**Task brief**
The records below are to be duplicated character for character.

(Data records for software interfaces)
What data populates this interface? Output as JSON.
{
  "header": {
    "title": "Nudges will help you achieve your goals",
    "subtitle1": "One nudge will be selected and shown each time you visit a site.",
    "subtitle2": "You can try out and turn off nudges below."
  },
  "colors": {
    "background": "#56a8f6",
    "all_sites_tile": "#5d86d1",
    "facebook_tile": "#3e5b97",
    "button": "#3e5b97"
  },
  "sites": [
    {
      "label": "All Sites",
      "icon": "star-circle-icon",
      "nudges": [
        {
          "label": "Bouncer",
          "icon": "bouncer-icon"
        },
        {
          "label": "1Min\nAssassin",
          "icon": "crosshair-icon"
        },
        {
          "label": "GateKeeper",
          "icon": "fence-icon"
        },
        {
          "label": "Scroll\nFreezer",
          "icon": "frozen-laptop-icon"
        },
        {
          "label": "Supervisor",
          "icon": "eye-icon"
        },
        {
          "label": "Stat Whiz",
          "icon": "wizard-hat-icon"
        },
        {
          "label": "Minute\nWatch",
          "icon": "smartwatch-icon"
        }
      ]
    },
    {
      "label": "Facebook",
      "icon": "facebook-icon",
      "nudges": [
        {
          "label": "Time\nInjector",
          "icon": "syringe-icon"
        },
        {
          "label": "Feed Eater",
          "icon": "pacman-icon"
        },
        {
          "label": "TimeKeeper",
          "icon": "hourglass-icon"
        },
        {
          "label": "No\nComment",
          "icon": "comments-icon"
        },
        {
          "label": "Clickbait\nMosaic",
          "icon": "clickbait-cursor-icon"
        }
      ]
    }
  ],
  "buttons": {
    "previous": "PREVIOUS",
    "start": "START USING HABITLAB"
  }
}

**Output of the exercise**
What data populates this interface? Output as JSON.
{
  "header": {
    "title": "Nudges will help you achieve your goals",
    "subtitle1": "One nudge will be selected and shown each time you visit a site.",
    "subtitle2": "You can try out and turn off nudges below."
  },
  "colors": {
    "background": "#56a8f6",
    "all_sites_tile": "#5d86d1",
    "facebook_tile": "#3e5b97",
    "button": "#3e5b97"
  },
  "sites": [
    {
      "label": "All Sites",
      "icon": "star-circle-icon",
      "nudges": [
        {
          "label": "Bouncer",
          "icon": "bouncer-icon"
        },
        {
          "label": "1Min\nAssassin",
          "icon": "crosshair-icon"
        },
        {
          "label": "GateKeeper",
          "icon": "fence-icon"
        },
        {
          "label": "Scroll\nFreezer",
          "icon": "frozen-laptop-icon"
        },
        {
          "label": "Supervisor",
          "icon": "eye-icon"
        },
        {
          "label": "Stat Whiz",
          "icon": "wizard-hat-icon"
        },
        {
          "label": "Minute\nWatch",
          "icon": "smartwatch-icon"
        }
      ]
    },
    {
      "label": "Facebook",
      "icon": "facebook-icon",
      "nudges": [
        {
          "label": "Time\nInjector",
          "icon": "syringe-icon"
        },
        {
          "label": "Feed Eater",
          "icon": "pacman-icon"
        },
        {
          "label": "TimeKeeper",
          "icon": "hourglass-icon"
        },
        {
          "label": "No\nComment",
          "icon": "comments-icon"
        },
        {
          "label": "Clickbait\nMosaic",
          "icon": "clickbait-cursor-icon"
        }
      ]
    }
  ],
  "buttons": {
    "previous": "PREVIOUS",
    "start": "START USING HABITLAB"
  }
}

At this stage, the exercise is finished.